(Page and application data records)
--

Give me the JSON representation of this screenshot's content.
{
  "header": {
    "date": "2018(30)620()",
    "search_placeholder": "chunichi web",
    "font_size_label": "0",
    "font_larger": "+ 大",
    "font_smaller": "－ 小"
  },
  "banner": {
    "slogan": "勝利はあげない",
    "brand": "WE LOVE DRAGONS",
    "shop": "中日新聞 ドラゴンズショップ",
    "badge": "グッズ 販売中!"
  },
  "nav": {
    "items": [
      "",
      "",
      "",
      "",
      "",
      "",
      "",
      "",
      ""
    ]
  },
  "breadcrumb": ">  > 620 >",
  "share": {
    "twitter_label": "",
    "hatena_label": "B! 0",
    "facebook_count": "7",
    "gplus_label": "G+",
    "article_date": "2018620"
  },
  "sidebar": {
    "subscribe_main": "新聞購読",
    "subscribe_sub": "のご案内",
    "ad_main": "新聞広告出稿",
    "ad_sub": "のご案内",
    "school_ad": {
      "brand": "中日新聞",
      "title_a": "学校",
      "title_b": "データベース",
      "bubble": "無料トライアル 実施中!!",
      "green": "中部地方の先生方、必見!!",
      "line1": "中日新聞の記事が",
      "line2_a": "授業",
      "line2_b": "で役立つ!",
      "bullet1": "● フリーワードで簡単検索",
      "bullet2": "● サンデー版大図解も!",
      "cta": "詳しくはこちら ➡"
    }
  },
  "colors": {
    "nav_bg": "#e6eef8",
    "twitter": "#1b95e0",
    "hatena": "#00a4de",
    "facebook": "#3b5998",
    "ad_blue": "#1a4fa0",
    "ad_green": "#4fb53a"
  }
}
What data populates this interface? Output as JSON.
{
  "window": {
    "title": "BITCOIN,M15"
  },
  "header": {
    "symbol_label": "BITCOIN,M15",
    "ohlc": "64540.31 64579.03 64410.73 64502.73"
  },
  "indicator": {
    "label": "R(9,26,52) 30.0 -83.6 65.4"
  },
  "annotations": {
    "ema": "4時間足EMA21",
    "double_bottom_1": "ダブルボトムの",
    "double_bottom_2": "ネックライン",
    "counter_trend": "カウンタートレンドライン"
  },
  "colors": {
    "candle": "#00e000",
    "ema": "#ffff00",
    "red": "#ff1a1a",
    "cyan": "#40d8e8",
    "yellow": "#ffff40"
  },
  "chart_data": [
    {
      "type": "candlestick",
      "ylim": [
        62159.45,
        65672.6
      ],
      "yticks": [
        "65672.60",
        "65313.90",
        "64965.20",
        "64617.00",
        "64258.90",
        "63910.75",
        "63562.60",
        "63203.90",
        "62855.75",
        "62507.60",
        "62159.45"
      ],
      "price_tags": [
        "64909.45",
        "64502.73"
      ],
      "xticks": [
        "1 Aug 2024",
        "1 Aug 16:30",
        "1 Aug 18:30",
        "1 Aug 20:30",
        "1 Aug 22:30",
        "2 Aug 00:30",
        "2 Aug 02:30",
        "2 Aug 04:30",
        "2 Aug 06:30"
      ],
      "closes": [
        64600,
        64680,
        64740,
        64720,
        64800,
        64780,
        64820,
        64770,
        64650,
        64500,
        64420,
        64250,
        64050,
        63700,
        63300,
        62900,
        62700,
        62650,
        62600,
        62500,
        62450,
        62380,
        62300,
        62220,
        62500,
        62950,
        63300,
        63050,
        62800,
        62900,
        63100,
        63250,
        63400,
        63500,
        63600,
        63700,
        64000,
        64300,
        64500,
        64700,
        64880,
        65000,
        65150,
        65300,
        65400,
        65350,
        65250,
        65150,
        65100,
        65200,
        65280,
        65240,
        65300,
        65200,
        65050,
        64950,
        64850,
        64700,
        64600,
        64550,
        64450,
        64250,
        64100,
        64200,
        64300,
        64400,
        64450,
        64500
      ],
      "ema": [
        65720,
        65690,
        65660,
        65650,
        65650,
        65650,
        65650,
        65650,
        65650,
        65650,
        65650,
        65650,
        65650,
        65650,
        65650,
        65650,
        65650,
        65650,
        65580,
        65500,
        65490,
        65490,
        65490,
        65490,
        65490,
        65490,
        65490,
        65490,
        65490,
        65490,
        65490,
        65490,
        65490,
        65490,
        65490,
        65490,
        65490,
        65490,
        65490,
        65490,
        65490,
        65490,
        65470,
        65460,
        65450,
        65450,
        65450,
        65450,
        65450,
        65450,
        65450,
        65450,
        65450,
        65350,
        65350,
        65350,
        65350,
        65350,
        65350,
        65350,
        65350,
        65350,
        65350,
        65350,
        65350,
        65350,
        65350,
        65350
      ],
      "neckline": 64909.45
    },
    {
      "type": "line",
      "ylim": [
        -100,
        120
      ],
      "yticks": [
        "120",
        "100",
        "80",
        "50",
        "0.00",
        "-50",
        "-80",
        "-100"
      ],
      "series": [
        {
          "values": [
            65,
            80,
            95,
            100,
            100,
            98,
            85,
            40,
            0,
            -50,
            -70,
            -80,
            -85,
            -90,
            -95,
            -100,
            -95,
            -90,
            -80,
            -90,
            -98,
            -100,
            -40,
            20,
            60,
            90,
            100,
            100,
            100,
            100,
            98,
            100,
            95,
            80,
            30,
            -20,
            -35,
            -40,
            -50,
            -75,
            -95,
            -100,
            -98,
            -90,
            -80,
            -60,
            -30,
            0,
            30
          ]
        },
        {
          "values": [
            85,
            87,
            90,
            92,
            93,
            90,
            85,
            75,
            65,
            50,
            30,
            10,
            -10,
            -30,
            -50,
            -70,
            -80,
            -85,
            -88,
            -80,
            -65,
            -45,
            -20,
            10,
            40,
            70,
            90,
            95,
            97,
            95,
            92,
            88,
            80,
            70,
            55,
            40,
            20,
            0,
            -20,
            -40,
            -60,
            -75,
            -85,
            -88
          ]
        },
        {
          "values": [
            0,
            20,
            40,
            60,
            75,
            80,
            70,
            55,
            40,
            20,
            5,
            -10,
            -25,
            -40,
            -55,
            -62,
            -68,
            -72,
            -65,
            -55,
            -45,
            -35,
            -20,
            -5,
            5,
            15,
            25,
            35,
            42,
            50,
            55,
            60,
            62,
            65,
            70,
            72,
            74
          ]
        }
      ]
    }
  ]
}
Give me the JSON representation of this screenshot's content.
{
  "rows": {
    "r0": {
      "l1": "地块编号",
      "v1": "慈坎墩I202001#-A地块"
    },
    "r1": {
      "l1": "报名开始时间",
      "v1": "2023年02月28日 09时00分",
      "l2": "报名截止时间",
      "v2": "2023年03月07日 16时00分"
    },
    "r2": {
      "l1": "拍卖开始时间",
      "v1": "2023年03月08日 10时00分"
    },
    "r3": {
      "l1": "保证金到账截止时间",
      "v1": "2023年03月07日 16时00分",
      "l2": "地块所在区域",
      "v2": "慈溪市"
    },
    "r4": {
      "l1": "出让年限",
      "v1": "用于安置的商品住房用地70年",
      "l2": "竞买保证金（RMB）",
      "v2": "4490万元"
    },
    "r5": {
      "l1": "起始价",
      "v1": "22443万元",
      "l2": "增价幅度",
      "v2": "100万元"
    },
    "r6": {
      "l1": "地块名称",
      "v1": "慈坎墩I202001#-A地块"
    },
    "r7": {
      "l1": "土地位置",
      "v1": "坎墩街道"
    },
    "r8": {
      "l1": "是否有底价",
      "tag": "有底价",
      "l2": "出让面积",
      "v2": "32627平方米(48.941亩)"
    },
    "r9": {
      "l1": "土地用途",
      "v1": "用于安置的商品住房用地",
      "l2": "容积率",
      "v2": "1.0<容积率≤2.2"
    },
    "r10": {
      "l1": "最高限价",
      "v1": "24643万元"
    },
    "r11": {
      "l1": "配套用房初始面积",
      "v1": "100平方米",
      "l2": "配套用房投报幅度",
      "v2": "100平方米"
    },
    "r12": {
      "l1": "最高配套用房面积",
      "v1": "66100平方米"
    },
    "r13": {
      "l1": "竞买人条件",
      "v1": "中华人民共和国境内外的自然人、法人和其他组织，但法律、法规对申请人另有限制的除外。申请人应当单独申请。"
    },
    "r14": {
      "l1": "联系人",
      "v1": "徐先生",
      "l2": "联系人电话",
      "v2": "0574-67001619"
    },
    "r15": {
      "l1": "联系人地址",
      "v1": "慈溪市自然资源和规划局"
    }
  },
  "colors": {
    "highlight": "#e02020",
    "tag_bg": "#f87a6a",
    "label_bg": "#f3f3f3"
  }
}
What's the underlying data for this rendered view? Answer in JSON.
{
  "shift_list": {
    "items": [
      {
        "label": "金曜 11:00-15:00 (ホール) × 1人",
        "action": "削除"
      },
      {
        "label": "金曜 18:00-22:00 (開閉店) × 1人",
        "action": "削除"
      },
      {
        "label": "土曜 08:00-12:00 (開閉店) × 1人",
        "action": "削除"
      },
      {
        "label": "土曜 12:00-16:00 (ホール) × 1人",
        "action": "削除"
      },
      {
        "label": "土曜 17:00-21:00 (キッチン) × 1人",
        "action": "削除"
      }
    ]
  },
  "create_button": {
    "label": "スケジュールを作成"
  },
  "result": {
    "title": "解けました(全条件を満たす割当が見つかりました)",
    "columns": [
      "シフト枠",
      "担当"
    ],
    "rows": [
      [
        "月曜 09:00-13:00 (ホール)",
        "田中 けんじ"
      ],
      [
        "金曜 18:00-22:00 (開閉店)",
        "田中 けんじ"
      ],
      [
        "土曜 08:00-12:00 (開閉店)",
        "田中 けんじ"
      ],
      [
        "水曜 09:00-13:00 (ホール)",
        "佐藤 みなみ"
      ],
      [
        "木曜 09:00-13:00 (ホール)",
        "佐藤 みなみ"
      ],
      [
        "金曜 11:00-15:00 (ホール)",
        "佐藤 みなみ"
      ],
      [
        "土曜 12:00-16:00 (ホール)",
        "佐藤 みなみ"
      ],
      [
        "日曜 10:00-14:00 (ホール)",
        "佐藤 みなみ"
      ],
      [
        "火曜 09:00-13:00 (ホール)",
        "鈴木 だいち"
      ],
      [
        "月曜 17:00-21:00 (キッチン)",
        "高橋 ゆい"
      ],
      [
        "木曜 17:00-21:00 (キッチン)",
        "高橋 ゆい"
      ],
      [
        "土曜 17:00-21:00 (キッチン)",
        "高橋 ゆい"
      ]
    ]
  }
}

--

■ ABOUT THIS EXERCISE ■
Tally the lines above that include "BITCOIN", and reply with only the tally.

■ ANSWER BOX ■
2